Reproduce the records in full. Alter nothing.
(Beginning of Data)
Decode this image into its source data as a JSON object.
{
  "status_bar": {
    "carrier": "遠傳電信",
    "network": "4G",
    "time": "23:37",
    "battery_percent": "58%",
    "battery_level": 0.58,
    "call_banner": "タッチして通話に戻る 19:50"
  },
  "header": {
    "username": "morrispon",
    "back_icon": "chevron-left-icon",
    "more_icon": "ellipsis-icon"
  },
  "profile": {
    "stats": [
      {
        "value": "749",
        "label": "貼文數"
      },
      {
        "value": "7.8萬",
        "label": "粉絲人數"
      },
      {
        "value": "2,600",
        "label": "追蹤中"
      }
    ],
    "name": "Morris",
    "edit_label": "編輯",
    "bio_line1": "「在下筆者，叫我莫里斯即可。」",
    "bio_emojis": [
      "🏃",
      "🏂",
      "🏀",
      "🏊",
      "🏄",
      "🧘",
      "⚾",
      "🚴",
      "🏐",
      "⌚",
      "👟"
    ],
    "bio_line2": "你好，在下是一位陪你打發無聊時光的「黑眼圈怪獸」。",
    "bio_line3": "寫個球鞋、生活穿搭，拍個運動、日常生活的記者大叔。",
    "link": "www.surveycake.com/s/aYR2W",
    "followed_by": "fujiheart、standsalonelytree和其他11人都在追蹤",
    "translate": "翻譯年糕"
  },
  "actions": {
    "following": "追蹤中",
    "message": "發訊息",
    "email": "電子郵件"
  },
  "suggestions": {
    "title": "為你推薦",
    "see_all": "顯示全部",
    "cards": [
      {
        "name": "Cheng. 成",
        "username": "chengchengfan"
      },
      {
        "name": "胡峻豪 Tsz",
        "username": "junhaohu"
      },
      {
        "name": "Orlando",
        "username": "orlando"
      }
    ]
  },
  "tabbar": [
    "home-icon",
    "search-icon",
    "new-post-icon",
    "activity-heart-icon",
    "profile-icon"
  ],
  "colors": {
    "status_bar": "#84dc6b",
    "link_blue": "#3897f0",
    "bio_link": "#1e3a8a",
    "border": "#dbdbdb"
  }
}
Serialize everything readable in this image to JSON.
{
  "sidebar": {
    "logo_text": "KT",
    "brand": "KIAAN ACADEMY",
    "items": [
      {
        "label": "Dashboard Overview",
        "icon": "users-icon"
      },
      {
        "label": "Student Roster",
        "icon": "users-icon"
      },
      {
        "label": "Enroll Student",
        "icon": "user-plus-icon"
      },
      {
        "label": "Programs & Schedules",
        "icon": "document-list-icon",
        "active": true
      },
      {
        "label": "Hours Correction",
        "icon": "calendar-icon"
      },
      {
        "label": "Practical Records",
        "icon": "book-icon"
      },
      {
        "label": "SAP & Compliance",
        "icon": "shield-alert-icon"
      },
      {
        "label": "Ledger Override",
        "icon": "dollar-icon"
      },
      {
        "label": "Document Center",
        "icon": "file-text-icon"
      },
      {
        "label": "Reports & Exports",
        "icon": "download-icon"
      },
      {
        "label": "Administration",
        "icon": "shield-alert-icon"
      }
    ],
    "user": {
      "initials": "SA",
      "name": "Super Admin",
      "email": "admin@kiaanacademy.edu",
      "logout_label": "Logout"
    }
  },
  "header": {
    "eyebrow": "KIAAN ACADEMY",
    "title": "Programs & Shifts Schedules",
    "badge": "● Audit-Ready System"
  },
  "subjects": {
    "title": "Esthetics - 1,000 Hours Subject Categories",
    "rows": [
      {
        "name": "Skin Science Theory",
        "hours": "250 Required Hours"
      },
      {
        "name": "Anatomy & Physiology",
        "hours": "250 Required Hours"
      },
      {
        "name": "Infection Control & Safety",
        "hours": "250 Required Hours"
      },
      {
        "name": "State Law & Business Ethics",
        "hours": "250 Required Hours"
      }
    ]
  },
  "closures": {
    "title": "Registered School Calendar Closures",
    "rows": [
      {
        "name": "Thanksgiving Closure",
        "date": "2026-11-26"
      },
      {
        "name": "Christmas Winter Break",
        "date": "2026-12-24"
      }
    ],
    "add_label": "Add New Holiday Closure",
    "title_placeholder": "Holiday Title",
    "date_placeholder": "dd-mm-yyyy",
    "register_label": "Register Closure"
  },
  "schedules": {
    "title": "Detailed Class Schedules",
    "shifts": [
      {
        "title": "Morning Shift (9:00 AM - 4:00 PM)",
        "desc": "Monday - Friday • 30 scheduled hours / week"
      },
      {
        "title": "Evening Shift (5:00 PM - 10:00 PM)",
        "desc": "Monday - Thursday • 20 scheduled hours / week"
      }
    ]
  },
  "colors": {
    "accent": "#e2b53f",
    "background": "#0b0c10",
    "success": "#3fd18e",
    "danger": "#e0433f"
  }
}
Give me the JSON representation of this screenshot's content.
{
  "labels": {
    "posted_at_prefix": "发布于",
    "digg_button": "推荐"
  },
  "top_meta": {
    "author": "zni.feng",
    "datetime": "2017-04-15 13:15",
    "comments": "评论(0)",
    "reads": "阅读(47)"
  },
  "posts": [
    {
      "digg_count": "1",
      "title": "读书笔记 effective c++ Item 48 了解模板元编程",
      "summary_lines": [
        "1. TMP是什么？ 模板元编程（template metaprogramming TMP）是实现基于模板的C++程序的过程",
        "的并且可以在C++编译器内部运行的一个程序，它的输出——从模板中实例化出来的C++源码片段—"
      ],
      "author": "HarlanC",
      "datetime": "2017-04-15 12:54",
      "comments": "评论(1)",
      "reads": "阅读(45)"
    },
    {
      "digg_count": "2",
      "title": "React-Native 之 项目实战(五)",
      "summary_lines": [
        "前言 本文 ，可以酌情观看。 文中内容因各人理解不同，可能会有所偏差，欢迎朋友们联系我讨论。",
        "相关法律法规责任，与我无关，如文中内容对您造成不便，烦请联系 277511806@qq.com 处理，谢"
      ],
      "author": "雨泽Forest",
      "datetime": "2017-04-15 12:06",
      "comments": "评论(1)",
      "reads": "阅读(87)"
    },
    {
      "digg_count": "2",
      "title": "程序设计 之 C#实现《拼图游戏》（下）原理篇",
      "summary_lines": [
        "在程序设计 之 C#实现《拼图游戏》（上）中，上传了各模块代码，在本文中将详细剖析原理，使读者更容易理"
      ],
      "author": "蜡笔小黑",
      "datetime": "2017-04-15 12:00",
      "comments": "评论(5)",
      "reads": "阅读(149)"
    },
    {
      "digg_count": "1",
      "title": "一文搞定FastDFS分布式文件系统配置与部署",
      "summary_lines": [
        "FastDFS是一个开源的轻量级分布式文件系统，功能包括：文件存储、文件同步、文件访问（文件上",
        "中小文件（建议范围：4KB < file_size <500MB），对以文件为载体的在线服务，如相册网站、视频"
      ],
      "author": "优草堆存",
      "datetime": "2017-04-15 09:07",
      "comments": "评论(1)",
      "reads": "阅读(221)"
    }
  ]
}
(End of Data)
**Task answer:**
Decode this image into its source data as a JSON object.
{
  "status_bar": {
    "carrier": "遠傳電信",
    "network": "4G",
    "time": "23:37",
    "battery_percent": "58%",
    "battery_level": 0.58,
    "call_banner": "タッチして通話に戻る 19:50"
  },
  "header": {
    "username": "morrispon",
    "back_icon": "chevron-left-icon",
    "more_icon": "ellipsis-icon"
  },
  "profile": {
    "stats": [
      {
        "value": "749",
        "label": "貼文數"
      },
      {
        "value": "7.8萬",
        "label": "粉絲人數"
      },
      {
        "value": "2,600",
        "label": "追蹤中"
      }
    ],
    "name": "Morris",
    "edit_label": "編輯",
    "bio_line1": "「在下筆者，叫我莫里斯即可。」",
    "bio_emojis": [
      "🏃",
      "🏂",
      "🏀",
      "🏊",
      "🏄",
      "🧘",
      "⚾",
      "🚴",
      "🏐",
      "⌚",
      "👟"
    ],
    "bio_line2": "你好，在下是一位陪你打發無聊時光的「黑眼圈怪獸」。",
    "bio_line3": "寫個球鞋、生活穿搭，拍個運動、日常生活的記者大叔。",
    "link": "www.surveycake.com/s/aYR2W",
    "followed_by": "fujiheart、standsalonelytree和其他11人都在追蹤",
    "translate": "翻譯年糕"
  },
  "actions": {
    "following": "追蹤中",
    "message": "發訊息",
    "email": "電子郵件"
  },
  "suggestions": {
    "title": "為你推薦",
    "see_all": "顯示全部",
    "cards": [
      {
        "name": "Cheng. 成",
        "username": "chengchengfan"
      },
      {
        "name": "胡峻豪 Tsz",
        "username": "junhaohu"
      },
      {
        "name": "Orlando",
        "username": "orlando"
      }
    ]
  },
  "tabbar": [
    "home-icon",
    "search-icon",
    "new-post-icon",
    "activity-heart-icon",
    "profile-icon"
  ],
  "colors": {
    "status_bar": "#84dc6b",
    "link_blue": "#3897f0",
    "bio_link": "#1e3a8a",
    "border": "#dbdbdb"
  }
}
Serialize everything readable in this image to JSON.
{
  "sidebar": {
    "logo_text": "KT",
    "brand": "KIAAN ACADEMY",
    "items": [
      {
        "label": "Dashboard Overview",
        "icon": "users-icon"
      },
      {
        "label": "Student Roster",
        "icon": "users-icon"
      },
      {
        "label": "Enroll Student",
        "icon": "user-plus-icon"
      },
      {
        "label": "Programs & Schedules",
        "icon": "document-list-icon",
        "active": true
      },
      {
        "label": "Hours Correction",
        "icon": "calendar-icon"
      },
      {
        "label": "Practical Records",
        "icon": "book-icon"
      },
      {
        "label": "SAP & Compliance",
        "icon": "shield-alert-icon"
      },
      {
        "label": "Ledger Override",
        "icon": "dollar-icon"
      },
      {
        "label": "Document Center",
        "icon": "file-text-icon"
      },
      {
        "label": "Reports & Exports",
        "icon": "download-icon"
      },
      {
        "label": "Administration",
        "icon": "shield-alert-icon"
      }
    ],
    "user": {
      "initials": "SA",
      "name": "Super Admin",
      "email": "admin@kiaanacademy.edu",
      "logout_label": "Logout"
    }
  },
  "header": {
    "eyebrow": "KIAAN ACADEMY",
    "title": "Programs & Shifts Schedules",
    "badge": "● Audit-Ready System"
  },
  "subjects": {
    "title": "Esthetics - 1,000 Hours Subject Categories",
    "rows": [
      {
        "name": "Skin Science Theory",
        "hours": "250 Required Hours"
      },
      {
        "name": "Anatomy & Physiology",
        "hours": "250 Required Hours"
      },
      {
        "name": "Infection Control & Safety",
        "hours": "250 Required Hours"
      },
      {
        "name": "State Law & Business Ethics",
        "hours": "250 Required Hours"
      }
    ]
  },
  "closures": {
    "title": "Registered School Calendar Closures",
    "rows": [
      {
        "name": "Thanksgiving Closure",
        "date": "2026-11-26"
      },
      {
        "name": "Christmas Winter Break",
        "date": "2026-12-24"
      }
    ],
    "add_label": "Add New Holiday Closure",
    "title_placeholder": "Holiday Title",
    "date_placeholder": "dd-mm-yyyy",
    "register_label": "Register Closure"
  },
  "schedules": {
    "title": "Detailed Class Schedules",
    "shifts": [
      {
        "title": "Morning Shift (9:00 AM - 4:00 PM)",
        "desc": "Monday - Friday • 30 scheduled hours / week"
      },
      {
        "title": "Evening Shift (5:00 PM - 10:00 PM)",
        "desc": "Monday - Thursday • 20 scheduled hours / week"
      }
    ]
  },
  "colors": {
    "accent": "#e2b53f",
    "background": "#0b0c10",
    "success": "#3fd18e",
    "danger": "#e0433f"
  }
}
Give me the JSON representation of this screenshot's content.
{
  "labels": {
    "posted_at_prefix": "发布于",
    "digg_button": "推荐"
  },
  "top_meta": {
    "author": "zni.feng",
    "datetime": "2017-04-15 13:15",
    "comments": "评论(0)",
    "reads": "阅读(47)"
  },
  "posts": [
    {
      "digg_count": "1",
      "title": "读书笔记 effective c++ Item 48 了解模板元编程",
      "summary_lines": [
        "1. TMP是什么？ 模板元编程（template metaprogramming TMP）是实现基于模板的C++程序的过程",
        "的并且可以在C++编译器内部运行的一个程序，它的输出——从模板中实例化出来的C++源码片段—"
      ],
      "author": "HarlanC",
      "datetime": "2017-04-15 12:54",
      "comments": "评论(1)",
      "reads": "阅读(45)"
    },
    {
      "digg_count": "2",
      "title": "React-Native 之 项目实战(五)",
      "summary_lines": [
        "前言 本文 ，可以酌情观看。 文中内容因各人理解不同，可能会有所偏差，欢迎朋友们联系我讨论。",
        "相关法律法规责任，与我无关，如文中内容对您造成不便，烦请联系 277511806@qq.com 处理，谢"
      ],
      "author": "雨泽Forest",
      "datetime": "2017-04-15 12:06",
      "comments": "评论(1)",
      "reads": "阅读(87)"
    },
    {
      "digg_count": "2",
      "title": "程序设计 之 C#实现《拼图游戏》（下）原理篇",
      "summary_lines": [
        "在程序设计 之 C#实现《拼图游戏》（上）中，上传了各模块代码，在本文中将详细剖析原理，使读者更容易理"
      ],
      "author": "蜡笔小黑",
      "datetime": "2017-04-15 12:00",
      "comments": "评论(5)",
      "reads": "阅读(149)"
    },
    {
      "digg_count": "1",
      "title": "一文搞定FastDFS分布式文件系统配置与部署",
      "summary_lines": [
        "FastDFS是一个开源的轻量级分布式文件系统，功能包括：文件存储、文件同步、文件访问（文件上",
        "中小文件（建议范围：4KB < file_size <500MB），对以文件为载体的在线服务，如相册网站、视频"
      ],
      "author": "优草堆存",
      "datetime": "2017-04-15 09:07",
      "comments": "评论(1)",
      "reads": "阅读(221)"
    }
  ]
}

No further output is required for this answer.